** Opening Extracted records block **

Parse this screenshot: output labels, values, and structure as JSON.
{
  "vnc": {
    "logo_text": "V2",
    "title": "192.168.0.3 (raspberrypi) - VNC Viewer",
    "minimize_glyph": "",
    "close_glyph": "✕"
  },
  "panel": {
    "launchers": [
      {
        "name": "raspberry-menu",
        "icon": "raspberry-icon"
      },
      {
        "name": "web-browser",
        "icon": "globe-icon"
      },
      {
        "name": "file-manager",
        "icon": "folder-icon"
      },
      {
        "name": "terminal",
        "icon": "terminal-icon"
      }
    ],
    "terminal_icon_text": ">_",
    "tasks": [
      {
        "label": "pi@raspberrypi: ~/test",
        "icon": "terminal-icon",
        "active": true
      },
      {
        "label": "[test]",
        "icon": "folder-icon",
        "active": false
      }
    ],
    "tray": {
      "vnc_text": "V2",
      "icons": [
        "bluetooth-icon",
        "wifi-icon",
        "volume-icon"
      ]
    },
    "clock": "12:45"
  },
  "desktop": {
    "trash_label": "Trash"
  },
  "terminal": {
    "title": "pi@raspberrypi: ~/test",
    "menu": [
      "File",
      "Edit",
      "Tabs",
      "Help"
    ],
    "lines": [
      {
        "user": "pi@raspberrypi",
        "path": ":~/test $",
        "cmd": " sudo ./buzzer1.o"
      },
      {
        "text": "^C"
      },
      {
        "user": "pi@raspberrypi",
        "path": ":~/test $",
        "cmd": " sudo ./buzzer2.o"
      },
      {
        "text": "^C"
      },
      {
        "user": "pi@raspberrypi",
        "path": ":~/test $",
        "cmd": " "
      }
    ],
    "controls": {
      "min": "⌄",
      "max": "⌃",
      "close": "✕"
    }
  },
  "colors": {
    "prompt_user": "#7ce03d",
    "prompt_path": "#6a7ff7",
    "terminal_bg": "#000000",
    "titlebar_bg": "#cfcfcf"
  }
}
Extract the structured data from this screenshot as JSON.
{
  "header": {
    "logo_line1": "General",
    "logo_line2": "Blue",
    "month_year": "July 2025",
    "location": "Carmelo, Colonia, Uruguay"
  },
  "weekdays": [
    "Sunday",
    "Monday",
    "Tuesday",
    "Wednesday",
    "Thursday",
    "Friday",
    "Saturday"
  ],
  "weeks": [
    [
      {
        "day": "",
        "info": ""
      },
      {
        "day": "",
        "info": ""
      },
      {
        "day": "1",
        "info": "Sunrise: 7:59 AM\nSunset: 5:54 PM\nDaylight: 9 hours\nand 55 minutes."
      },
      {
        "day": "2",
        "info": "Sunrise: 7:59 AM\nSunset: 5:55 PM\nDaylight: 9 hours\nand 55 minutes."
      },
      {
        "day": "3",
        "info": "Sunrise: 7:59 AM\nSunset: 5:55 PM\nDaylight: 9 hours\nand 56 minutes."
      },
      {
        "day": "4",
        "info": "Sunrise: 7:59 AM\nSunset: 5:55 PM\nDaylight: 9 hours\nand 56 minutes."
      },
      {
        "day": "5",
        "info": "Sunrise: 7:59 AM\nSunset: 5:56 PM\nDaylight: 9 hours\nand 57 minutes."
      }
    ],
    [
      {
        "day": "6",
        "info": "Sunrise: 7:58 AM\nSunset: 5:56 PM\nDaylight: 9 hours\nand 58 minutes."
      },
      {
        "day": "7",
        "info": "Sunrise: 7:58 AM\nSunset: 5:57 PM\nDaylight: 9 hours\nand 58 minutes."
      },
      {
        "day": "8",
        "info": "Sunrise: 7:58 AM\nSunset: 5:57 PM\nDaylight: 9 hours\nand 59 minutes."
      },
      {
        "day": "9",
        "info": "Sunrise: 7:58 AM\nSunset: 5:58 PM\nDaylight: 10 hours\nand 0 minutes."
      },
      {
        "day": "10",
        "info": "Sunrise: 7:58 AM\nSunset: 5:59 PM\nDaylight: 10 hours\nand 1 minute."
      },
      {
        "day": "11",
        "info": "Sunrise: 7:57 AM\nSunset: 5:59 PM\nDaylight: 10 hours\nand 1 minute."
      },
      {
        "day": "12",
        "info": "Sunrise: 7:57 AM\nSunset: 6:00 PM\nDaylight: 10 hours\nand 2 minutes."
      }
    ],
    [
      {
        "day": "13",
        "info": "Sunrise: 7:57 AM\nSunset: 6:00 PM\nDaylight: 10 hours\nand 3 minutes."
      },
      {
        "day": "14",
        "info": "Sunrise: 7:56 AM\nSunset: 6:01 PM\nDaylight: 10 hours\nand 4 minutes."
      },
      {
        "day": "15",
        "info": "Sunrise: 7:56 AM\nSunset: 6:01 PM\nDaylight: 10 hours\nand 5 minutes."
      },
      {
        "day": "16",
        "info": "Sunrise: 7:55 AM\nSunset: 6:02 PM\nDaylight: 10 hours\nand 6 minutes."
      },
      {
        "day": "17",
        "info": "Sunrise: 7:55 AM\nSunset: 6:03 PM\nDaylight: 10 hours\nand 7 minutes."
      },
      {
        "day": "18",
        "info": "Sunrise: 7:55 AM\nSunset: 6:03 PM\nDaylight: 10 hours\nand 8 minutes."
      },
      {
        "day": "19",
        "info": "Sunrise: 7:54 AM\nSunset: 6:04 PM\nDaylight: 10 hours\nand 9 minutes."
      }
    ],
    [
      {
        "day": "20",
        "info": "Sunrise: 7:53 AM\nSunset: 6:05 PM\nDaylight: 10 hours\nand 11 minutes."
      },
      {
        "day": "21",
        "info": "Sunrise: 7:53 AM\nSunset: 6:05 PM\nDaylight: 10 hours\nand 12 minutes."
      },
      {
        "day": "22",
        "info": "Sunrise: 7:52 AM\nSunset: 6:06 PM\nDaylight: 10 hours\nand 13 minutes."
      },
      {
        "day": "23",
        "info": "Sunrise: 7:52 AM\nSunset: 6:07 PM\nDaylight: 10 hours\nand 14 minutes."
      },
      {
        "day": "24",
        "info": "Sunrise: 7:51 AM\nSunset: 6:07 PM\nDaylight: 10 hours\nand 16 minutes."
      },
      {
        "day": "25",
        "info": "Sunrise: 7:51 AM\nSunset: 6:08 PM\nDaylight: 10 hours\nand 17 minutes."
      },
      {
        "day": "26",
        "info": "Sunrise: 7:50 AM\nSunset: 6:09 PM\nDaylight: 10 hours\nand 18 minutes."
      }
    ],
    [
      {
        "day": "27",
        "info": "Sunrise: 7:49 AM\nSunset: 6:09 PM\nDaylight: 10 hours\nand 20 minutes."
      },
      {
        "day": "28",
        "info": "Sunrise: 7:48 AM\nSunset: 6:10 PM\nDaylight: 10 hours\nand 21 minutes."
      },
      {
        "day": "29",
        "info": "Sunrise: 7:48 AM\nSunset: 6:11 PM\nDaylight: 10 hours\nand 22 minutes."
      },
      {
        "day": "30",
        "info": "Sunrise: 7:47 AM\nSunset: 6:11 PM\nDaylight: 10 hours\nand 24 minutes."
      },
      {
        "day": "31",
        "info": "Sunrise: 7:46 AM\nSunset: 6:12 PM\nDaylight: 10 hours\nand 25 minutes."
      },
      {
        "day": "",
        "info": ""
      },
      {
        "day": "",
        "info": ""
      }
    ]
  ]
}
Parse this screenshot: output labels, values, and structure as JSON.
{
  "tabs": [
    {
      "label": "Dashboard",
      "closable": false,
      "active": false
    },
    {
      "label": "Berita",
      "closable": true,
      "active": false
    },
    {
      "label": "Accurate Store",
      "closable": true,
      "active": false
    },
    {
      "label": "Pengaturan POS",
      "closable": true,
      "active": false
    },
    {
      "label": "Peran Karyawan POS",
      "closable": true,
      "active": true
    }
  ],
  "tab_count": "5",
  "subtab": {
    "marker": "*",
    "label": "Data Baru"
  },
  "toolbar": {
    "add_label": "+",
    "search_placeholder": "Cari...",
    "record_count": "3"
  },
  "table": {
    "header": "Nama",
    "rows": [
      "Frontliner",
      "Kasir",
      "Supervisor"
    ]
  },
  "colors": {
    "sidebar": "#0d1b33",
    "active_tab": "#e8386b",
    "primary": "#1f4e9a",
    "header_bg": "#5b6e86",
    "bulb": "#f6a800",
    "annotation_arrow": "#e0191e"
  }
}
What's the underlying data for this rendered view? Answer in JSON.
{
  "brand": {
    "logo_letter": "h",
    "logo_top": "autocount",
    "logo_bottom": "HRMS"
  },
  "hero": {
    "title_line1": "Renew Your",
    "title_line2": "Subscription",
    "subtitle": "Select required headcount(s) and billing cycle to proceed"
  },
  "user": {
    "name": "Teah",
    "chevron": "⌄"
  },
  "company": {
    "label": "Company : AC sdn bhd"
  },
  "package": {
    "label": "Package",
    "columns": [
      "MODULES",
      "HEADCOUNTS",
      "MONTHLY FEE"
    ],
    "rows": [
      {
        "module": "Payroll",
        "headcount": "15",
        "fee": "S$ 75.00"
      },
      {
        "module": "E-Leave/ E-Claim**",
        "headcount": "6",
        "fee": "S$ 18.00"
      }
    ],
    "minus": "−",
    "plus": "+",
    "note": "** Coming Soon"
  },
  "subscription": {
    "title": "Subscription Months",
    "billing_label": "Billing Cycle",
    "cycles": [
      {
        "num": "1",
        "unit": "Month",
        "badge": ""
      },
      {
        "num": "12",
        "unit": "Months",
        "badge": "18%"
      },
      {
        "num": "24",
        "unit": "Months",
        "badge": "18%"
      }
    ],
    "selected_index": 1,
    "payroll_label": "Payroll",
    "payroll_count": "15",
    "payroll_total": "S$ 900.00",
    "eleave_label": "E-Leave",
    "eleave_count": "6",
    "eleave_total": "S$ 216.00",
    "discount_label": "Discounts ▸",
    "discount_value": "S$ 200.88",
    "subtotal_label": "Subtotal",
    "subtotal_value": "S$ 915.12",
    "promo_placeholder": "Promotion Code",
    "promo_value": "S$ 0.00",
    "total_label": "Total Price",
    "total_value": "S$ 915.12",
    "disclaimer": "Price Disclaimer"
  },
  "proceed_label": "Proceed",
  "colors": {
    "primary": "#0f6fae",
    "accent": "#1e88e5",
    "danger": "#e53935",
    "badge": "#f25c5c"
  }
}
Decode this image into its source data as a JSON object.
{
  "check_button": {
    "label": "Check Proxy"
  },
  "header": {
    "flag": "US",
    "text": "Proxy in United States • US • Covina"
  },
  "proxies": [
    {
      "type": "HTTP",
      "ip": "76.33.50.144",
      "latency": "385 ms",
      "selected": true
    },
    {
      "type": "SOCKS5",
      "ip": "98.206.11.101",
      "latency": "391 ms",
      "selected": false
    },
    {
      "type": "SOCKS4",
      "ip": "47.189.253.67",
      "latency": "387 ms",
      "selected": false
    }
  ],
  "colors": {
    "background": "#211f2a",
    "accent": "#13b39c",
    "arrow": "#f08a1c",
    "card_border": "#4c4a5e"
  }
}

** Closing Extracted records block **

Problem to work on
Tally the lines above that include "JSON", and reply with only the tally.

Answer box
5